An image from the days of black and white film and wet darkrooms. I took this picture 15 or 20 years ago in the Friends University dance studio.
Recently I’ve been going through my older pictures, taken back in the age of film, and putting some of the better ones on my Flickr page. Here are a few recent examples. Click to embiggenify.
Transplanting the seedlings of Mammillaria pennispinosa into individual pots requires an unusual technique. With the hooked spines embedded in your left thumb and index finger, hold the plant in position as you fill the pot with the potting soil with your right hand. Using a pair of embroidery scissors, free the plant from your fingers by snipping off the tips of the spines. Then extract the hooks from your fingers.
The only Japanese cherry left in Wichita that I know of was at the height of its bloom today.
Spring is running about three weeks late this year. There still is not a lot of color at the botanical garden, but I found a bit more yesterday than on my previous visit, including the very first blossoms on the last remaining Japanese cherry tree.
If you’re heading to Japan in the near future, here’s the blossom forecast.
For a while yesterday it seemed that spring had finally arrived, with temperatures around 70°F. There even were thunderstorms in the later afternoon and evening, with hail. All that was missing was the tornado warning. It couldn’t last, of course. It’s back to winter this morning, with north winds and temperatures down in the lower 30°s.
While it was pleasant out yesterday, I made a trip to the botanical garden with my toy camera. Very little was in bloom, but I did find some color.
A little bit of winter is a good thing, but enough is enough.
We got about four inches of snow last night. I snapped a few pictures at a nearby steel company this morning. It’s possible that some of it will still be on the ground Wednesday.
On the way home from work yesterday.
Thanks probably to the cool and wet summer, fall is unusually colorful this year.
More fun with my new toy.

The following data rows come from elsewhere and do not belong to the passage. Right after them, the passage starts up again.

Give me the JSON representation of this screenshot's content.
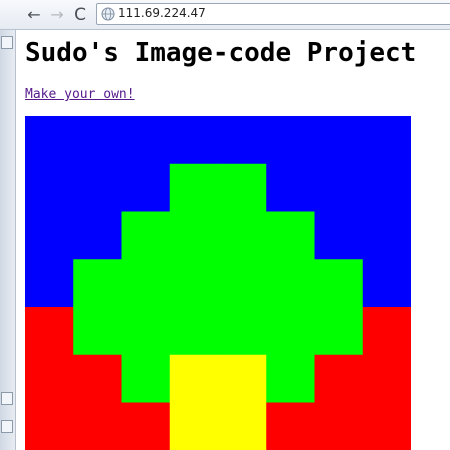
{
  "browser": {
    "back_label": "←",
    "forward_label": "→",
    "reload_label": "C",
    "url": "111.69.224.47"
  },
  "page": {
    "title": "Sudo's Image-code Project",
    "link_text": "Make your own!"
  },
  "artwork": {
    "grid_columns": 8,
    "grid_rows": 7,
    "colors": {
      "sky": "#0000ff",
      "ground": "#ff0000",
      "foliage": "#00ff00",
      "trunk": "#ffff00"
    },
    "rows": [
      "BBBBBBBB",
      "BBBGGBBB",
      "BBGGGGBB",
      "BGGGGGGB",
      "RGGGGGGR",
      "RRGYYGRR",
      "RRRYYRRR"
    ]
  }
}
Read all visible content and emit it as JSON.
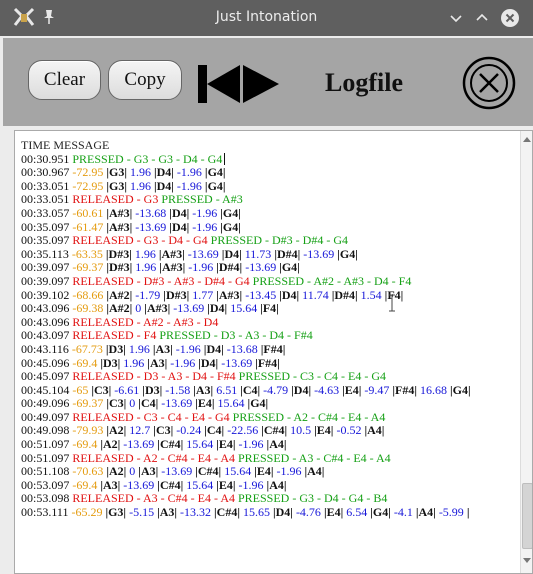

I recently bought a new little go-everywhere camera, a Nikon S3500. The specifications are a bit silly: how often does anyone need 20 megapixels? I took it to the botanical garden yesterday to give it a workout. The pictures are very good overall but not utterly fantastic. (If you want ultimate image quality, you need a DSLR (or better) with a large sensor. (Or better yet, a view camera.) That requires real money.) The camera doesn’t record purples and violets accurately (a problem with every digital camera I’ve ever used), a nuisance but not a deal-breaker for a cheap camera. The surprise is that the “macro” mode actually is useful. The image above is cropped but is otherwise unaltered, and was taken hand-held. Right-click to see it at full size. The flower is about an inch across.
I’ve posted the best of my Winfield pictures at my Flickr site. The photo above is of the old-time band that supplied music for Saturday evening’s contra dance. Roger, the fiddler on the left tapping his foot double-time, took home yet another violin in the old-time fiddle competition earlier that evening. ((You can listen to his performances here.)) Here’s the band late in the dance:
Here’s a panorama from early in the dance.
Update: Here’s a complete dance:
I finally got back to the botanical garden today for the first time since the rains began. I was disappointed to see that the yoshino cherry had been cut down; Botanica is down to one flowering cherry. The Japanese apricot is still there, though, and it looks healthy.
More pictures beneath the fold.
A few recent pictures.
A few pictures from yesterday evening’s expedition. This time I used only the 50mm lens (effectively 75mm on my camera).